Providence, a fancy shmancy place known for its seafood cooked using Asian ingredients and sauces. Oh, and its multiple dollar signs when listed indicating it's a pricey place. I'm normally a pretty demanding customer when it comes to restaurants that charge an arm and a leg. If I'm going to pay bank, I expect the ambiance to be wonderful, the service attentive, knowledgeable and unpretentious and the food stellar.
amuse bouche in the beginning of the meal to whet your appetite. Providence was no exception and I took diligent mental notes of what everything was but unfortunately, my brain has limited memory so I wasn't able to remember everything.
I liked the butter and the bread selection was not bad, but again -- high standards alert -- I like my fancy bread warmed up so it almost tastes like it came fresh out of the oven. The selection included bacon bread, olive bread (both of which were bland and too salty, respectively) and a very interesting seaweed focaccia-type soft bread. Who knew seaweed had so many permutations like seaweed mashed potatoes and seaweed bread? Bonus points.

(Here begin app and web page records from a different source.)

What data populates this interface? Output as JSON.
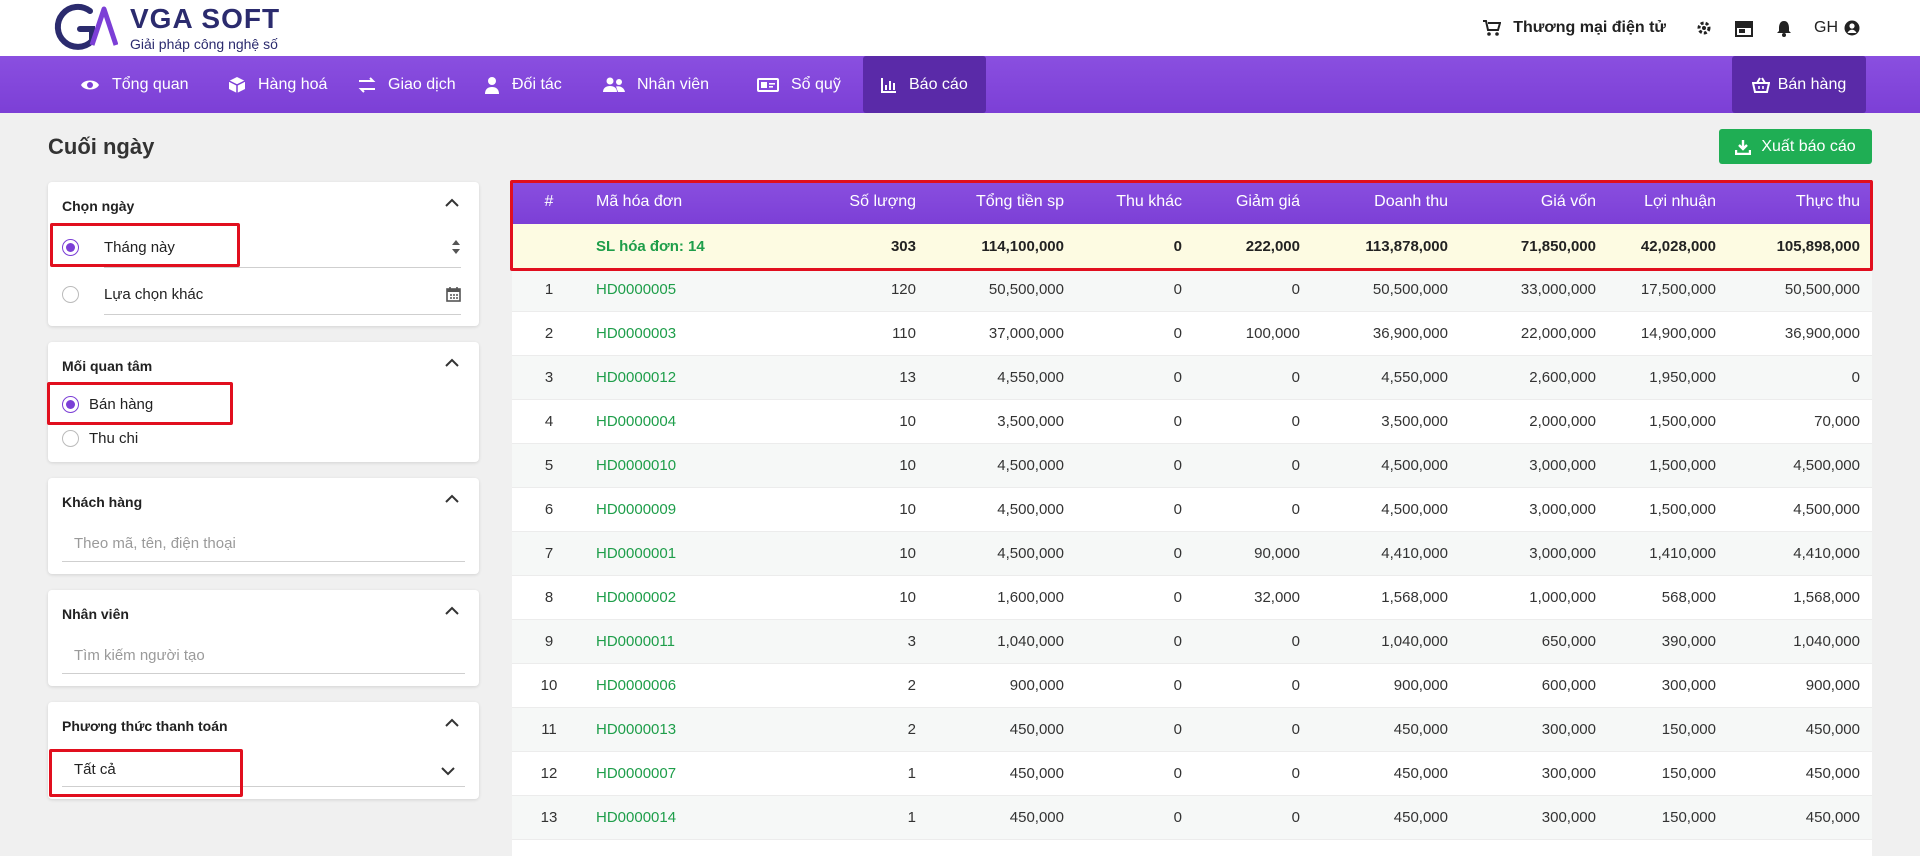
{
  "brand": {
    "name": "VGA SOFT",
    "tagline": "Giải pháp công nghệ số"
  },
  "header": {
    "ecommerce_label": "Thương mại điện tử",
    "user_initials": "GH"
  },
  "nav": {
    "items": [
      {
        "label": "Tổng quan",
        "icon": "eye-icon"
      },
      {
        "label": "Hàng hoá",
        "icon": "box-icon"
      },
      {
        "label": "Giao dịch",
        "icon": "exchange-icon"
      },
      {
        "label": "Đối tác",
        "icon": "person-icon"
      },
      {
        "label": "Nhân viên",
        "icon": "users-icon"
      },
      {
        "label": "Sổ quỹ",
        "icon": "money-icon"
      },
      {
        "label": "Báo cáo",
        "icon": "chart-icon"
      }
    ],
    "active_index": 6,
    "sell_label": "Bán hàng"
  },
  "page": {
    "title": "Cuối ngày",
    "export_label": "Xuất báo cáo"
  },
  "filters": {
    "date": {
      "title": "Chọn ngày",
      "option1": "Tháng này",
      "option2": "Lựa chọn khác"
    },
    "interest": {
      "title": "Mối quan tâm",
      "option1": "Bán hàng",
      "option2": "Thu chi"
    },
    "customer": {
      "title": "Khách hàng",
      "placeholder": "Theo mã, tên, điện thoại"
    },
    "staff": {
      "title": "Nhân viên",
      "placeholder": "Tìm kiếm người tạo"
    },
    "payment": {
      "title": "Phương thức thanh toán",
      "value": "Tất cả"
    }
  },
  "table": {
    "headers": [
      "#",
      "Mã hóa đơn",
      "Số lượng",
      "Tổng tiền sp",
      "Thu khác",
      "Giảm giá",
      "Doanh thu",
      "Giá vốn",
      "Lợi nhuận",
      "Thực thu"
    ],
    "summary": [
      "",
      "SL hóa đơn: 14",
      "303",
      "114,100,000",
      "0",
      "222,000",
      "113,878,000",
      "71,850,000",
      "42,028,000",
      "105,898,000"
    ],
    "rows": [
      [
        "1",
        "HD0000005",
        "120",
        "50,500,000",
        "0",
        "0",
        "50,500,000",
        "33,000,000",
        "17,500,000",
        "50,500,000"
      ],
      [
        "2",
        "HD0000003",
        "110",
        "37,000,000",
        "0",
        "100,000",
        "36,900,000",
        "22,000,000",
        "14,900,000",
        "36,900,000"
      ],
      [
        "3",
        "HD0000012",
        "13",
        "4,550,000",
        "0",
        "0",
        "4,550,000",
        "2,600,000",
        "1,950,000",
        "0"
      ],
      [
        "4",
        "HD0000004",
        "10",
        "3,500,000",
        "0",
        "0",
        "3,500,000",
        "2,000,000",
        "1,500,000",
        "70,000"
      ],
      [
        "5",
        "HD0000010",
        "10",
        "4,500,000",
        "0",
        "0",
        "4,500,000",
        "3,000,000",
        "1,500,000",
        "4,500,000"
      ],
      [
        "6",
        "HD0000009",
        "10",
        "4,500,000",
        "0",
        "0",
        "4,500,000",
        "3,000,000",
        "1,500,000",
        "4,500,000"
      ],
      [
        "7",
        "HD0000001",
        "10",
        "4,500,000",
        "0",
        "90,000",
        "4,410,000",
        "3,000,000",
        "1,410,000",
        "4,410,000"
      ],
      [
        "8",
        "HD0000002",
        "10",
        "1,600,000",
        "0",
        "32,000",
        "1,568,000",
        "1,000,000",
        "568,000",
        "1,568,000"
      ],
      [
        "9",
        "HD0000011",
        "3",
        "1,040,000",
        "0",
        "0",
        "1,040,000",
        "650,000",
        "390,000",
        "1,040,000"
      ],
      [
        "10",
        "HD0000006",
        "2",
        "900,000",
        "0",
        "0",
        "900,000",
        "600,000",
        "300,000",
        "900,000"
      ],
      [
        "11",
        "HD0000013",
        "2",
        "450,000",
        "0",
        "0",
        "450,000",
        "300,000",
        "150,000",
        "450,000"
      ],
      [
        "12",
        "HD0000007",
        "1",
        "450,000",
        "0",
        "0",
        "450,000",
        "300,000",
        "150,000",
        "450,000"
      ],
      [
        "13",
        "HD0000014",
        "1",
        "450,000",
        "0",
        "0",
        "450,000",
        "300,000",
        "150,000",
        "450,000"
      ]
    ]
  },
  "colors": {
    "primary": "#7c3fd6",
    "primary_dark": "#5a2aa8",
    "success": "#1fae54",
    "highlight": "#e10f1e"
  }
}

The main dish was spectacular in its presentation and flavors. French rouget, aka red mullet, pan fried whole and fileted with a green as grass pistou that was a mix of parsley and jalapeno.

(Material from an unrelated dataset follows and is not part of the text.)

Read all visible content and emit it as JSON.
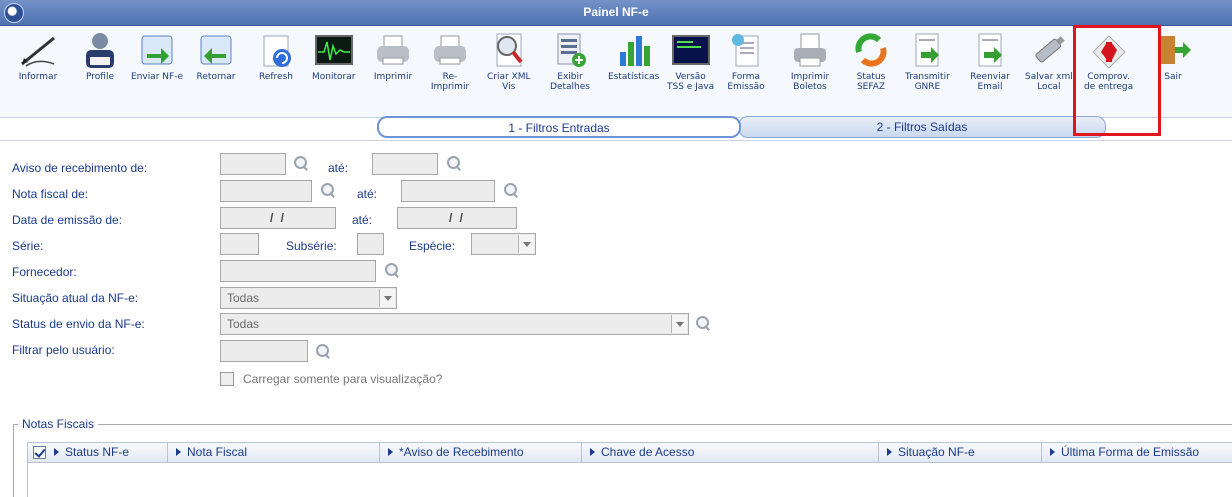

The seared duck breast had a croquette-like fried ball with some deliciously smoked eggplant, chanterelle mushrooms, black figs and shiso leaves. There was a lot going on on the plate but the meat was well-cooked and the sides complemented the gaminess of the duck well.
We tried three desserts, including a trio of house-made sorbets and two extremely creative desserts -- a peach crumble over a bed of miso pot de creme and a combination of soft cakes, muscat grapes (my new favorite fruit of the summer), rice crispies and a muscat grape sorbet.
The peach crumble over the creamy miso creme was divine. I suspect both the chef and pastry chefs are masters of mixing sweet and savory that seemed to be a common thread throughout the entire meal. This dessert was very creative and it worked well.
The grape-rice crispies-sorbet dessert was also a nice mix of textures and temperatures but not as memorable as the miso peach crumble.
I brought a nicely chilled rose from a cool winery in Napa I recently visited for a hot summer evening so we could enjoy a whole bottle and not pay a hefty check. Corkage is $30.
Bazaar or Mozza.
I will likely be returning although it is, after all, a special occasion restaurant.
It's located in a weird part of Melrose -- not quite WeHo nor Hollywood. A bit grungy for the type of restaurant, actually. But street parking is easy so that I like.